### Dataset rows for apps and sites

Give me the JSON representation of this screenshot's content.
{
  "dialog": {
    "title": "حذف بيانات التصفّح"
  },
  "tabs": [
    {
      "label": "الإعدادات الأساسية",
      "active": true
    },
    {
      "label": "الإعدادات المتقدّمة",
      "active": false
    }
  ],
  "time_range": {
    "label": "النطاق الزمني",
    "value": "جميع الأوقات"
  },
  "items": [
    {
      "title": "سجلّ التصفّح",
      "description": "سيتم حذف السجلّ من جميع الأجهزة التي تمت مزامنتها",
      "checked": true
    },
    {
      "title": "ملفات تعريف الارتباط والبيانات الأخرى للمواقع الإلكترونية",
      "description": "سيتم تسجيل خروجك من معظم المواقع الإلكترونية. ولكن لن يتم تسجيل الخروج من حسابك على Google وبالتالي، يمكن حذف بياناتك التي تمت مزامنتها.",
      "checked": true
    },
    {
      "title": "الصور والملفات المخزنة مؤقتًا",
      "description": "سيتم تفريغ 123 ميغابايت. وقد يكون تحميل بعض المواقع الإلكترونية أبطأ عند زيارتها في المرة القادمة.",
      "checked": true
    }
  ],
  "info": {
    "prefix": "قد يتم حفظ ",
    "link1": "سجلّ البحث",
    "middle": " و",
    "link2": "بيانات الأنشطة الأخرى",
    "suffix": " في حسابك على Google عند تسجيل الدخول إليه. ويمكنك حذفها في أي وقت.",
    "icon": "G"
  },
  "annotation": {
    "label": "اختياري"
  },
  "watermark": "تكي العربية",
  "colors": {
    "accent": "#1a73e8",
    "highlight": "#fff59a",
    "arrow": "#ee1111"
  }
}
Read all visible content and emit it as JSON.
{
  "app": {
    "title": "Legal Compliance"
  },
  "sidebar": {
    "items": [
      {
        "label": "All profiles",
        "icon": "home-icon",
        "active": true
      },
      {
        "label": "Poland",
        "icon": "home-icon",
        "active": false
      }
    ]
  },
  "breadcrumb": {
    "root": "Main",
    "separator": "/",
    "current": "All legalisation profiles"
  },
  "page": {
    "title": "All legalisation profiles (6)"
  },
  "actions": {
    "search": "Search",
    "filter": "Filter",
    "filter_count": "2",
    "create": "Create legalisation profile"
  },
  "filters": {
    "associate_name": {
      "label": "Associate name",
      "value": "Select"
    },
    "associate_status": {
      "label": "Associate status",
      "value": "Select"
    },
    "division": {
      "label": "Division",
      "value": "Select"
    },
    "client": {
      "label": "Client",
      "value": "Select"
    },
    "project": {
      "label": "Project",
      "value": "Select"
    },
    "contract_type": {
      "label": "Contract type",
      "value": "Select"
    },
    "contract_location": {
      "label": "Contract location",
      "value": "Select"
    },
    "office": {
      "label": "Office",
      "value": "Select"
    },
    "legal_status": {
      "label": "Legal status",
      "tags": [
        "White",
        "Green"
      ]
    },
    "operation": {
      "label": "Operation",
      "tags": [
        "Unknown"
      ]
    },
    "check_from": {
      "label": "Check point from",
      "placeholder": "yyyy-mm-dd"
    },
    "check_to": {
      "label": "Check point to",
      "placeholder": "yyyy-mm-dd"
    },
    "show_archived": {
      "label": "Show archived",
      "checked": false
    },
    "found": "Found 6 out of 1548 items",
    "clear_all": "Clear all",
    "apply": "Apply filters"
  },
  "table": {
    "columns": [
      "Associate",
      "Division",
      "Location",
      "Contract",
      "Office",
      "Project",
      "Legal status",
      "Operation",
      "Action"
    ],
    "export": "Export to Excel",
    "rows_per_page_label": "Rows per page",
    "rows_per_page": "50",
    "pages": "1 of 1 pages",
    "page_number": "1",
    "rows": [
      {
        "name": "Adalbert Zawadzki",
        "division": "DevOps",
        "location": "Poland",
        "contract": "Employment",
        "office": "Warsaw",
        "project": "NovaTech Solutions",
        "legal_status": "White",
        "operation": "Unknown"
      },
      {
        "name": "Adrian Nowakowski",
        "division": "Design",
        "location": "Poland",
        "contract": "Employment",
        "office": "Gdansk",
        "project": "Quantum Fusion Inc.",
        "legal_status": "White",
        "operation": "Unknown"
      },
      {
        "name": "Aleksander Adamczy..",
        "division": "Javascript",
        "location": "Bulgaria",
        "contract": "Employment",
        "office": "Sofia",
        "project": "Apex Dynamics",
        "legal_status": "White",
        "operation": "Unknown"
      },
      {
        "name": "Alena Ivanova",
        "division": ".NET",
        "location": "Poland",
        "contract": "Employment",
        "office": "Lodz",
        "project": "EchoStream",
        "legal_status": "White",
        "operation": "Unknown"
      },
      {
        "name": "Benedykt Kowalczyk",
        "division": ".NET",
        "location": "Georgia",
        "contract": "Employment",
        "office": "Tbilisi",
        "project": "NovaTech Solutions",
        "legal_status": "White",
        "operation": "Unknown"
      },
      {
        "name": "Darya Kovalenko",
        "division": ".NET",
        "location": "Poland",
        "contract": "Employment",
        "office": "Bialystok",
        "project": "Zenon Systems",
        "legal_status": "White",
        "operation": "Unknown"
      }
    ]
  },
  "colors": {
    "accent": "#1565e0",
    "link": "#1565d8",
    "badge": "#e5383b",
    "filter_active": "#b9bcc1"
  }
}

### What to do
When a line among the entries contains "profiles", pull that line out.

### Answer for this exercise
        "label": "All profiles",
    "current": "All legalisation profiles"
    "title": "All legalisation profiles (6)"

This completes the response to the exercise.